On Sat, 22 Jun 2013 09:56:15 -0700 (PDT), email@example.com wrote:
>On Saturday, 22 June 2013 17:44:42 UTC+2, dull...@sprynet.com wrote: >> Consider the following statement: (*) "In order to order the reals, you must be able to distinguish them. But it is impossible to distinguish more than countably many." _Is_ (*) correct? > >Yes, that is correct. > >> If (*) is correct it follows that there's no _order_ on the reals, which seems curious, to say the least, since there _is_ a perfectly simple, standard order on the >>reals, nothing to do with AC or anything else problematic. > >There is an order on the rationals. In order to put an irrational into that order, usually its rational approximations are chosen. By the way, this is another reason >that not more irrationals than rationals can exist. Every pair of irrational numbers must be distinguished by a rational between them.
Oh! You say that every pair of irrationals "must" be distinguished by a rational between them. You say we need to do this in order to define the standard order on the reals. And you agree that there is no problem defining the standard order on the reals.
So you must agree that any two reals _can_ be distingushed by a rational between them.
In particular, and two reals _can_ be distingushed.
Now what the heck are you talking about when you say there's no well-order on the reals because we cannot distinguish them?
> >I think you believe that we have the complete set of real numbers when we draw an axis of the cartesian coordinate system? >No, then we only distribute some atoms of carbon or molecules of chalk. Nothing else.
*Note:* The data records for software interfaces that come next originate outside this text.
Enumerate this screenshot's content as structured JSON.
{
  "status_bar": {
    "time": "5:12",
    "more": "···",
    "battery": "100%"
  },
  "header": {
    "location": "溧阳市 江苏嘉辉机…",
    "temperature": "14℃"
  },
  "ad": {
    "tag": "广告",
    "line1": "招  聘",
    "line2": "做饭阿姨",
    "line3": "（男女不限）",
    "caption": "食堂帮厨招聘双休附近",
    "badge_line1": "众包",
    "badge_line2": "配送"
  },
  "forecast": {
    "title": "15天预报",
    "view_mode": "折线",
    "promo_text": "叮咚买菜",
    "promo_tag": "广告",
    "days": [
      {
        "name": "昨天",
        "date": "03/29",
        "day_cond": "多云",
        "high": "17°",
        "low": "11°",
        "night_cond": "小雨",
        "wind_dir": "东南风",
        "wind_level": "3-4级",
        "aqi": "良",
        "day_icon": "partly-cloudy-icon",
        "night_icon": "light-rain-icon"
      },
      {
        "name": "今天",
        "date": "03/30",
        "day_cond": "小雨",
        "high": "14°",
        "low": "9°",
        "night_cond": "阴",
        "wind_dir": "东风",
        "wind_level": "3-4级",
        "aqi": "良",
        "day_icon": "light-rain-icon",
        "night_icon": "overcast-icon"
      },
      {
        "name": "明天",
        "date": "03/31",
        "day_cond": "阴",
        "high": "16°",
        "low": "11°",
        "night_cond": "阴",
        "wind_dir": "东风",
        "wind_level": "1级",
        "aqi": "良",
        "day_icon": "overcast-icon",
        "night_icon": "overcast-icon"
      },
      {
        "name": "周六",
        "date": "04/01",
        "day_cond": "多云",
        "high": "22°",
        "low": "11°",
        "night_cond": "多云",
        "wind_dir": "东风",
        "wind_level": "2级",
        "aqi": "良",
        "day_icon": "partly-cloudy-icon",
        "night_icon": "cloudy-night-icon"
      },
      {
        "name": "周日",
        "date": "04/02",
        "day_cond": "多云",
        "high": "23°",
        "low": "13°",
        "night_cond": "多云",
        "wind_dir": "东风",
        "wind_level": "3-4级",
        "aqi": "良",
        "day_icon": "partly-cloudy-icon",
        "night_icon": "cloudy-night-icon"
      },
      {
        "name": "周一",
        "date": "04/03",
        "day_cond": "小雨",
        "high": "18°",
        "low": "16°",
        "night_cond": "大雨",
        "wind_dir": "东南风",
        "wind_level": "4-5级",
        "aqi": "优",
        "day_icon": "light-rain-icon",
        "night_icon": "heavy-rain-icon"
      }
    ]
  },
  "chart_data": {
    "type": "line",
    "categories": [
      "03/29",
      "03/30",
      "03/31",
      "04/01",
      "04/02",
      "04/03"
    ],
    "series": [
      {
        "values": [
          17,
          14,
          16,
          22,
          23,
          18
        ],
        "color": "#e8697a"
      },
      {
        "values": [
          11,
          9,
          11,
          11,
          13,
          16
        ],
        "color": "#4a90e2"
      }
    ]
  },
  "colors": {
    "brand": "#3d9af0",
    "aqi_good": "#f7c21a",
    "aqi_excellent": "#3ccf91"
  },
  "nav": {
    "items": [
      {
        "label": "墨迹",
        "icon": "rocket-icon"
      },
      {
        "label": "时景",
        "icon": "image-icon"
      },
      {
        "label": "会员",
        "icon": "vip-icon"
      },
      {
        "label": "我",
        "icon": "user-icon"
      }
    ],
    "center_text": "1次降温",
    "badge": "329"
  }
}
An irrational number is given by a finite formula >like SUM(1/n!). That formula enables us associate the irrational number with an arbitrarily small interval on the axis. > >Regards, WM